# AIM OF THE EXERCISE
Gather all lines with "request" from the records.

(Dataset entries)
* * * * * * *

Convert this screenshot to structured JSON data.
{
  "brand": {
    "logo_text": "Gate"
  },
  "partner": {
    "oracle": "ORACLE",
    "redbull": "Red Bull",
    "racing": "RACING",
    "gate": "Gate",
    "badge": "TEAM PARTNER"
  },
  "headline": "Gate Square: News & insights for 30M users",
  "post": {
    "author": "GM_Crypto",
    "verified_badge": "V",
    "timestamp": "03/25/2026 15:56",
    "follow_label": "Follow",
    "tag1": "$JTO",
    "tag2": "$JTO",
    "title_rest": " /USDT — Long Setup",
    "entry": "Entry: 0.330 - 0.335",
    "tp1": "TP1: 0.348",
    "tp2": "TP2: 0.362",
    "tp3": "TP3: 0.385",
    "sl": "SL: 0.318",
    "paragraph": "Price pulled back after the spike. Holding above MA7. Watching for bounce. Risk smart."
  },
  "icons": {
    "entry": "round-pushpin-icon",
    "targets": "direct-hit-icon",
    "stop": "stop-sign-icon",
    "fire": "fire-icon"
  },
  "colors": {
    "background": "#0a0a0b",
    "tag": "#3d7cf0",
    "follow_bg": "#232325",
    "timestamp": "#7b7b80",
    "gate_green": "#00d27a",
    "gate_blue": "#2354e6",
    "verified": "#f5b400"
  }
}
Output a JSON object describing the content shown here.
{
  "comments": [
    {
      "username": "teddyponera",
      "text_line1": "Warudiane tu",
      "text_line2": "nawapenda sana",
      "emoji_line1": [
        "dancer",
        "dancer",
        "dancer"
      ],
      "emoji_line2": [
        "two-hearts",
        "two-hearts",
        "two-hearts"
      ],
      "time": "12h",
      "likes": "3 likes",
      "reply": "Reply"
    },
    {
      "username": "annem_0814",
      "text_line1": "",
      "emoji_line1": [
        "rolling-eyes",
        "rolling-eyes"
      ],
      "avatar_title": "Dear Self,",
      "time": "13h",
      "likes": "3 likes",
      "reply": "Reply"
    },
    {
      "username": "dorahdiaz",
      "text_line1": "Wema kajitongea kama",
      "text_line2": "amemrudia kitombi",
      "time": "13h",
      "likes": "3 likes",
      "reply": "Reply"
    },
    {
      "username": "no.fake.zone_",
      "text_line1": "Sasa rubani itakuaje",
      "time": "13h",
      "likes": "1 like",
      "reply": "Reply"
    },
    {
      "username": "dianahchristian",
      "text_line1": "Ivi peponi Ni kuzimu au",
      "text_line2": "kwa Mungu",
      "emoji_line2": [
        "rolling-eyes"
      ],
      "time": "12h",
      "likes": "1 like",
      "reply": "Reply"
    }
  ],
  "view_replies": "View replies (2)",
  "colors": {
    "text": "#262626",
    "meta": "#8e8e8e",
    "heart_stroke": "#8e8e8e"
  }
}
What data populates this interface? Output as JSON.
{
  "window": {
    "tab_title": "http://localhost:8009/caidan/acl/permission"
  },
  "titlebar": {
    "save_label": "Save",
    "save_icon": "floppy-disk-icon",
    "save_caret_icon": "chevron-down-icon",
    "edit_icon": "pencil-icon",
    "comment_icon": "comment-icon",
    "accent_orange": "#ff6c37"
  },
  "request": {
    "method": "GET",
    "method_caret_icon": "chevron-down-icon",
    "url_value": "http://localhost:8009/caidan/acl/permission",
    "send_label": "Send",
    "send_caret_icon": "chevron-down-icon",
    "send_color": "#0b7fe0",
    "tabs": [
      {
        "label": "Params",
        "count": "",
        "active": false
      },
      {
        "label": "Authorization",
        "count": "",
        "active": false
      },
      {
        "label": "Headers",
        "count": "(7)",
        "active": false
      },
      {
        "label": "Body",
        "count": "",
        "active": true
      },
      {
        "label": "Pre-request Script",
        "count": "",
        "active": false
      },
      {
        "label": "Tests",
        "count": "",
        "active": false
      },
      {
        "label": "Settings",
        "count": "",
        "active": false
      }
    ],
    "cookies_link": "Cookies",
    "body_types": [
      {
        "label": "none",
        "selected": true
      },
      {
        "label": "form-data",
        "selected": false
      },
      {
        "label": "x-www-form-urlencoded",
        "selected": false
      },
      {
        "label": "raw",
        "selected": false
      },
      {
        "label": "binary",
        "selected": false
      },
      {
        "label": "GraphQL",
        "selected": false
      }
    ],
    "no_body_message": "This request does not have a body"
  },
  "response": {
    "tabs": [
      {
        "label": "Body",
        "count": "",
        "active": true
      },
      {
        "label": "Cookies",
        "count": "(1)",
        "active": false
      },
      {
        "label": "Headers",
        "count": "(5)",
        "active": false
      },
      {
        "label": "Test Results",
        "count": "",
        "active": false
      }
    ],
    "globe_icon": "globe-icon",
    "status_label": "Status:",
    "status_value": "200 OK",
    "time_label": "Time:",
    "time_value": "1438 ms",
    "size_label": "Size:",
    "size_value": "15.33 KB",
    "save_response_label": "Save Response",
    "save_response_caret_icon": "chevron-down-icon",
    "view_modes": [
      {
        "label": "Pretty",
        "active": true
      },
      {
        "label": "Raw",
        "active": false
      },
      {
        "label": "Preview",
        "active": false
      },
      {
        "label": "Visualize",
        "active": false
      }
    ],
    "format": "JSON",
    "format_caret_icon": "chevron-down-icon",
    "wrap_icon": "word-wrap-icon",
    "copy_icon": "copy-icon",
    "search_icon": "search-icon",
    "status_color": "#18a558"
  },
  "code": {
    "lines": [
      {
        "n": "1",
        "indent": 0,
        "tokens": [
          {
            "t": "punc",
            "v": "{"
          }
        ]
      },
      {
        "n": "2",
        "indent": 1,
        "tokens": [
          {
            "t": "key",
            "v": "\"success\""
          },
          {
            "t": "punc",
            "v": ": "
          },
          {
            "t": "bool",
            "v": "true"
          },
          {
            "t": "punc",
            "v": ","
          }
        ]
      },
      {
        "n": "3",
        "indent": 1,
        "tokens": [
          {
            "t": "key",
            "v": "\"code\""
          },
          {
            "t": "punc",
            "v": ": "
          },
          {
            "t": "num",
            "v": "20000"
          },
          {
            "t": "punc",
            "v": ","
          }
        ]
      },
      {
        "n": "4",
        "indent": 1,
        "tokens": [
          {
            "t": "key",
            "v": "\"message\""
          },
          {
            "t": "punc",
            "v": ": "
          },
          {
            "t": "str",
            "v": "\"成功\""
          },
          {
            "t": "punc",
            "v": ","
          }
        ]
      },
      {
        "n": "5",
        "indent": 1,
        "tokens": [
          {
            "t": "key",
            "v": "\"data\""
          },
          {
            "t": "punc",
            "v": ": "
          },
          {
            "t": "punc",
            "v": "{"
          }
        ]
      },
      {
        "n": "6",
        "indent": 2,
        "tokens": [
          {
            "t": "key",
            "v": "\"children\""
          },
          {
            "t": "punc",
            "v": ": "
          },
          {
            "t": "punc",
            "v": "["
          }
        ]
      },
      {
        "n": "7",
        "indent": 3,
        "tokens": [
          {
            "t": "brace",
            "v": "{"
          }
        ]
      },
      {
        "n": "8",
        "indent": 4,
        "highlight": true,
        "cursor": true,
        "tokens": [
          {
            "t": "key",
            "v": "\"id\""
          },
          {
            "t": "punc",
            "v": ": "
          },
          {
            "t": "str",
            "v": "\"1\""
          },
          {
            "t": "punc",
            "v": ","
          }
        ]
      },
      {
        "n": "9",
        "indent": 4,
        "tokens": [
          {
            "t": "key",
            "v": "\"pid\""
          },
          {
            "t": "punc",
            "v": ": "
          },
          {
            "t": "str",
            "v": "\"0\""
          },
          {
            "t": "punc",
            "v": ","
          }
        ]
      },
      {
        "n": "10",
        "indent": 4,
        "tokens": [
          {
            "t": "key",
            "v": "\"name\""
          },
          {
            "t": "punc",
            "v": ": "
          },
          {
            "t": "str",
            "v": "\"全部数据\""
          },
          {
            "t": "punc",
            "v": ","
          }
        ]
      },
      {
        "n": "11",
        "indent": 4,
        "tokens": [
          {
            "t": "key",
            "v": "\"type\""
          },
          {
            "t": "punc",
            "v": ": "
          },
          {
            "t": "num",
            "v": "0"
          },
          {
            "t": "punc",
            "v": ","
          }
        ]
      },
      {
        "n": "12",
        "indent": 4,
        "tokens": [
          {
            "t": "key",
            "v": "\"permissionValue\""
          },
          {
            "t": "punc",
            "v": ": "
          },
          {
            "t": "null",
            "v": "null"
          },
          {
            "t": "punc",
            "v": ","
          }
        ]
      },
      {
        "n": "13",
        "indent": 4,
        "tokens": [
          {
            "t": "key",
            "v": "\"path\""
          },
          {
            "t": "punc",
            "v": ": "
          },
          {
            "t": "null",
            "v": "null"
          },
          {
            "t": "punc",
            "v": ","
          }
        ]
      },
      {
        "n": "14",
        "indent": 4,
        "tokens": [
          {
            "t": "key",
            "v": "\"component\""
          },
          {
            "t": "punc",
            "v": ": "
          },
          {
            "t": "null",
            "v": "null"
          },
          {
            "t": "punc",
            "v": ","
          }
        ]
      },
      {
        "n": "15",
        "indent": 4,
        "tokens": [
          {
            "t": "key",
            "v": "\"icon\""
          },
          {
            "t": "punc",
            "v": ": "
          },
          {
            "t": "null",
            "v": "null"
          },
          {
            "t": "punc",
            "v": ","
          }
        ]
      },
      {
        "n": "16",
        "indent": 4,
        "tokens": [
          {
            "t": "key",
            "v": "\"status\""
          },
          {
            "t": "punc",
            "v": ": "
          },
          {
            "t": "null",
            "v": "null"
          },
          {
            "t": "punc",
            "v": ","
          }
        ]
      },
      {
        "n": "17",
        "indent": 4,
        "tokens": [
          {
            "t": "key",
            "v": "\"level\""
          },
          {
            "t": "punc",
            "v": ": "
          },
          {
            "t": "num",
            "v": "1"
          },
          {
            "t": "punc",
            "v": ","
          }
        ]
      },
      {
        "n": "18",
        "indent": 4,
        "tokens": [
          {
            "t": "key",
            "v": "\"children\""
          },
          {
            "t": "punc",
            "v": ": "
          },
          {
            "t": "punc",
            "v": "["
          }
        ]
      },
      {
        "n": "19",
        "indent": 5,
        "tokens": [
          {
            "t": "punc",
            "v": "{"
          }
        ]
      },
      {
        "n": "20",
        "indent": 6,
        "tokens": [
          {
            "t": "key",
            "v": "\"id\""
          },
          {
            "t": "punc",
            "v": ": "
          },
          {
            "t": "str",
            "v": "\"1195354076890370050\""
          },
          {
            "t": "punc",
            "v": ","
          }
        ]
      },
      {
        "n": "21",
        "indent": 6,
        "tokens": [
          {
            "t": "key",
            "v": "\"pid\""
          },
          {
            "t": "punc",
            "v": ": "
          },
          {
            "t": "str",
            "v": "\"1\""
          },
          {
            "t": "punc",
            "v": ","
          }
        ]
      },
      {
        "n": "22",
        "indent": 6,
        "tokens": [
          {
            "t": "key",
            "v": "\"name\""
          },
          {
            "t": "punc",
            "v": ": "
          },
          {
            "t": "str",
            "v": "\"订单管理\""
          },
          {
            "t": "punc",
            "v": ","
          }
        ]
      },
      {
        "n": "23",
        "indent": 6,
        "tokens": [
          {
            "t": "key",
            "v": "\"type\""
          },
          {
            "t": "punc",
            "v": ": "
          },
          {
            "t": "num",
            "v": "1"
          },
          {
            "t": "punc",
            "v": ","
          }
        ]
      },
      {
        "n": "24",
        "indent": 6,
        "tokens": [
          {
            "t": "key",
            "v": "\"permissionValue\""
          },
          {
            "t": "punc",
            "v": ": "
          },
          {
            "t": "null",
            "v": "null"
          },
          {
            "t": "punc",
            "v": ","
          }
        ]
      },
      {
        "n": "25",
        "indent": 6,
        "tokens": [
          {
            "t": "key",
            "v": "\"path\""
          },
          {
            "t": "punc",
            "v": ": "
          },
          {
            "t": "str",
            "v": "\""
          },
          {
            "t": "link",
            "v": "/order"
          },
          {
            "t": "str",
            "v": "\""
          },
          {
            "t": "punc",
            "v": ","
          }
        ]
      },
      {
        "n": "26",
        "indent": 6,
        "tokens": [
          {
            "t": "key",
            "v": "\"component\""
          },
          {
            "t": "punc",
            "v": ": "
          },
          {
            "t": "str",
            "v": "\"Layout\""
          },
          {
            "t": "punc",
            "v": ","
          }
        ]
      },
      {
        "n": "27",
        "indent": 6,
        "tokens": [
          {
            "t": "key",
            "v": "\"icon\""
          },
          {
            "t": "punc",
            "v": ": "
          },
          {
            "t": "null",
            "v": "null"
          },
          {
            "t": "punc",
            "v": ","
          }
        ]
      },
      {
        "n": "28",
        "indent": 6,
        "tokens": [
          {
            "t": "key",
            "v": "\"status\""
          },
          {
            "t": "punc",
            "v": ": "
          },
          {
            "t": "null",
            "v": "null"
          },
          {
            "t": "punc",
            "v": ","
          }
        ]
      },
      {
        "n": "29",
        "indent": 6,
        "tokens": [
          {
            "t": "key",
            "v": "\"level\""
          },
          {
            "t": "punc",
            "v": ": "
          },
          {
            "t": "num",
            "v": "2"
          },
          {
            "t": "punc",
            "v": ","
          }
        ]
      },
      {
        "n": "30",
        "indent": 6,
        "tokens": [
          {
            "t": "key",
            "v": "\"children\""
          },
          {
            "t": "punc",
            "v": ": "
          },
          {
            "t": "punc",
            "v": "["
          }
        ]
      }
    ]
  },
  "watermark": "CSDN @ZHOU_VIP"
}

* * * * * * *

# REPLY TO THE TASK
  "request": {
        "label": "Pre-request Script",
    "no_body_message": "This request does not have a body"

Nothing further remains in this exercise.